EXERCISE PROMPT ::
From the entries below, give the number of lines where the word "highlight" occurs, and nothing else.
══ DATA SUPPLIED ══
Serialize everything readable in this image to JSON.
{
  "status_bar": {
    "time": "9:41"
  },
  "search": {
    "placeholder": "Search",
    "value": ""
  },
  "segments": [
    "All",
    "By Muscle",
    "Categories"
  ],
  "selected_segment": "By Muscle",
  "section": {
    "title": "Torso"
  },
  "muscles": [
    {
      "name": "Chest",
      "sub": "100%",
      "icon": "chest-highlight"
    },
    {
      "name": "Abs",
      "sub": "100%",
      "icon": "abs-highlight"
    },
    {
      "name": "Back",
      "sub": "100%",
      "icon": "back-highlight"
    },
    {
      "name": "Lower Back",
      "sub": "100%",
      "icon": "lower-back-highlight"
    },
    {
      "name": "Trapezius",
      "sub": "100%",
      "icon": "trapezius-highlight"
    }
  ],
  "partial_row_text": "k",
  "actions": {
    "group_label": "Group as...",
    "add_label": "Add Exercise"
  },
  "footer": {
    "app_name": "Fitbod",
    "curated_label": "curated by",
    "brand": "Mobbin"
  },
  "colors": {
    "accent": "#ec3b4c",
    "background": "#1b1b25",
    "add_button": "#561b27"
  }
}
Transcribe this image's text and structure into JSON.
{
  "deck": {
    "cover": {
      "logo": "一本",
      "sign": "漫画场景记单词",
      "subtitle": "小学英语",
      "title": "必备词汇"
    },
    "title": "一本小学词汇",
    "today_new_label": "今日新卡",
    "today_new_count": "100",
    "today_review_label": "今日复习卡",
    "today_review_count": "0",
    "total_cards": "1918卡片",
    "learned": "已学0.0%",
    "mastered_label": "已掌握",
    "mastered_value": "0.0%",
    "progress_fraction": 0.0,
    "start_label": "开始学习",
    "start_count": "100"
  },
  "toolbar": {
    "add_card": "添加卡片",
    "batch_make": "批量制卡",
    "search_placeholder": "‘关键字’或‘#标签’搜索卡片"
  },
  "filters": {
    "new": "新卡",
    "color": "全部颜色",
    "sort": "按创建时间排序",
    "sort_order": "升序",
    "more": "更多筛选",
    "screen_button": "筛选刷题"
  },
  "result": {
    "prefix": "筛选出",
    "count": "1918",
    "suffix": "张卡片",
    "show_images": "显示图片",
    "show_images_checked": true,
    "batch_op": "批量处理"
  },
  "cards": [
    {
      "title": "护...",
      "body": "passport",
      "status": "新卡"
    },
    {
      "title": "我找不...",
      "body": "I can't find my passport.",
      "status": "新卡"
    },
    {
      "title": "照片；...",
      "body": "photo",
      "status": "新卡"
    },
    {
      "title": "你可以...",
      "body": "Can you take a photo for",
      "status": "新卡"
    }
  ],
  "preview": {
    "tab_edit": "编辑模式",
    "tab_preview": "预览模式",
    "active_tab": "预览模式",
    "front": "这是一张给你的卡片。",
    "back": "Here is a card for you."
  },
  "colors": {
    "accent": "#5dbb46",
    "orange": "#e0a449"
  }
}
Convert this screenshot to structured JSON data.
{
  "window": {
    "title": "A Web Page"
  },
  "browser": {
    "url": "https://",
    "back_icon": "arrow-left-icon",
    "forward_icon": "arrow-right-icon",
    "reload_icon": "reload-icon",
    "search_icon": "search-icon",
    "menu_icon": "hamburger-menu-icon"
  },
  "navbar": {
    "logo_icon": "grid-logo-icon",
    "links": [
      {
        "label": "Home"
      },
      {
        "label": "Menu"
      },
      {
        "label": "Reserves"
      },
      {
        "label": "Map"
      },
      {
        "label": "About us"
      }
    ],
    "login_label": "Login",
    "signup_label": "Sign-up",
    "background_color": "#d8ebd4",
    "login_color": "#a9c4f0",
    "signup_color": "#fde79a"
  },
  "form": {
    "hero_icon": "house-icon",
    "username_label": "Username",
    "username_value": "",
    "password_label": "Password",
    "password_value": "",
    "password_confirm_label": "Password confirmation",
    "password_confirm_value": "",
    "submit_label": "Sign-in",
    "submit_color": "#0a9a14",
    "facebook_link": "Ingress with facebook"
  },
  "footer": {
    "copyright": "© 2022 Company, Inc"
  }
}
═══
RESULT ::
5